Randy Kroeker wrote:
> People are very set in their ways. It will be the younger crowd that
> takes this on once the prices come down, if ever.
I dunno. Lots of people have commented favorably on my Robomower. "I
want one!" is the comment heard the most. They get stopped by a) the
high price, b) the difficulty of burying and maintaining the perimeter
wire, and c) the perceived low quality (all plastic, random mowing looks
> - for starters, you don't need a steel blade to cut grass
A friend is an engineer with John Deere, and designs mowers. He told me
that the conventional big blade lawn mower is the least efficient and
most dangerous way to do it -- but also the cheapest and easiest to
make. So that is what gets sold the most.
Reel mowers are the most efficient, and much safer. But they cost more,
are harder to sharpen, and require a clean lawn (no sticks, rocks, pine
cones, etc.) They are mainly used for large-area commercial mowers, or
push mowers where your muscles are supplying the power.
String mowers aren't practical for large area mowing, as you use up too
much string. Efficiency is also low; like cutting with a dull blade.
They are mainly good for mowing closer to objects, like trees.
Overall, the small blades of the Robomower are probably a good
compromise between cost and efficiency. They have recessed the blades
well away from the sides, making it safer than a regular mower. I don't
think a string trimmer setup would be an improvement.
> - gas power?
Possibly; but many people hate the noise, smell, low reliability, short
life, having to go buy gasoline etc. Electric is a big advantage.
The main weakness is the battery. They used the cheapest crappiest
battery and worst charger they could find.
I think the Robomower is fundamentally a great idea, but a flawed
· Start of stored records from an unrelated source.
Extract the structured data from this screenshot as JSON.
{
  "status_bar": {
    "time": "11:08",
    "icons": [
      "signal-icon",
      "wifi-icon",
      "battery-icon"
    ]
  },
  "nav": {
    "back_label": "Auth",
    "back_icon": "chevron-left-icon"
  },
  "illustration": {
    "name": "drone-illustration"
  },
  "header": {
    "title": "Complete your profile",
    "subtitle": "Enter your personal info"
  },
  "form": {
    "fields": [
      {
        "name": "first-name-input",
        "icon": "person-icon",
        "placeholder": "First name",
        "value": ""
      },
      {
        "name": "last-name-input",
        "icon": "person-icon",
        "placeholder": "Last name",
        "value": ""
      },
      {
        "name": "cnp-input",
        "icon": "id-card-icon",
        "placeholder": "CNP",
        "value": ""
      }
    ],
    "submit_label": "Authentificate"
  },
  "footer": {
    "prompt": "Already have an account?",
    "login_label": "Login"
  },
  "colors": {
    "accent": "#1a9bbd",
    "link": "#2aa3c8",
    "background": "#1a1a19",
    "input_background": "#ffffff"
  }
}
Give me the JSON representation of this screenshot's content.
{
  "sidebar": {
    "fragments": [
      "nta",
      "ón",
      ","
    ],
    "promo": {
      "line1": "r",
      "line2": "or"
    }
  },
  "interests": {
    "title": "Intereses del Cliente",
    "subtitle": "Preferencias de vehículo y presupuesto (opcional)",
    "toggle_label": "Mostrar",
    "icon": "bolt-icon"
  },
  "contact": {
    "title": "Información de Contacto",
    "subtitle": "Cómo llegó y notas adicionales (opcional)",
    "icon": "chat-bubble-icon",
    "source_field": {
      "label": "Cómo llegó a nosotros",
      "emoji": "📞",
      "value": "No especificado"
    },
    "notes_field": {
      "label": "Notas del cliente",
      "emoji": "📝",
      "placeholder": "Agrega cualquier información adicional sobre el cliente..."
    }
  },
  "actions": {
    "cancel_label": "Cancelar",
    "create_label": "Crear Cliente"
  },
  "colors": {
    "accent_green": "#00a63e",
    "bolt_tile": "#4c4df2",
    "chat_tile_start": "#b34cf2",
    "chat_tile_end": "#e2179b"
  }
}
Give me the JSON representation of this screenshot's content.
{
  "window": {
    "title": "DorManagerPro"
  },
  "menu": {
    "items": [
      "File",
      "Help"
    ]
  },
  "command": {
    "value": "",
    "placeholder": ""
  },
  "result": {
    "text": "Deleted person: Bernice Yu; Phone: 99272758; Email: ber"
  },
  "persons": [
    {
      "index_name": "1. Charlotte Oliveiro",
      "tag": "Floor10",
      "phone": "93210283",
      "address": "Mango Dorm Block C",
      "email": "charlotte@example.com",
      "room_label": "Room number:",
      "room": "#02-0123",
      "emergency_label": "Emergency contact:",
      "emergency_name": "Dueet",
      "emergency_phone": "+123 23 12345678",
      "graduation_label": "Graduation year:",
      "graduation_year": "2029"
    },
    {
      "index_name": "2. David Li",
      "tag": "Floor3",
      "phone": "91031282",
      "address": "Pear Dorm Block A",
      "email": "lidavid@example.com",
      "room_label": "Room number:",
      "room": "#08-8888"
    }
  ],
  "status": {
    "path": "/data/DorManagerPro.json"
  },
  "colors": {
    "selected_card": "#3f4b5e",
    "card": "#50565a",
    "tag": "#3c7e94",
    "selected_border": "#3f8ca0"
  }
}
implementation. They tried to build it cheaply, but sell it at a high
price. That won't work. They needed to choose:
- If you're going to build it cheap, then sell it cheap to get
the sales volume up, so you make your profit from high volume.
- If you're going to sell it for a high price, then the quality
and service have to be good.
What I wish they would have done is improve the quality, and make it
easier to service. Things like:
a. Cheap approach: Use generic size batteries, and design the
case so they drop right in, without the special snap-locked
case or wrenching the terminal wires. Who cares if battery
life is short if they're cheap and easy to swap?
b. Or, use a high-tech battery (lithium etc.) for much longer
mowing time and with a 5 year guarantee.
- Charger: Cheap chargers slow recharge time, and are murder on
battery life. A little improvement here costs very little, and
goes a long way to improve customer satisfaction.
- Motors: Get rid of the cheap gear train, and use something
decent. Or, design it so the motors are quick-change items,
and available at a reasonable cost.
- Perimeter wire. It's easy for them, but hard for customers.
There are other systems they could have used that might have
cost more, but eliminated a major installation and maintenance
> one problem I am finding with burying line this time of year in
> Canada is the squirrels are digging up the line trench to bury nuts!
Yes indeed! I have the same problem, except the nut is my neighbor. He
ripped it out (accidentally or intentionally) so many times that I
replaced it with a piece of 1/4" plastic coated aircraft cable. So far,
that's stopped him. I'll bet it would stop squirrels, too!
Lee A. Hart | Ring the bells that still can ring
814 8th Ave N | Forget the perfect offering
Sartell MN 56377 | There is a crack in everything
leeahart earthlink.net | That's how the light gets in -- Leonard Cohen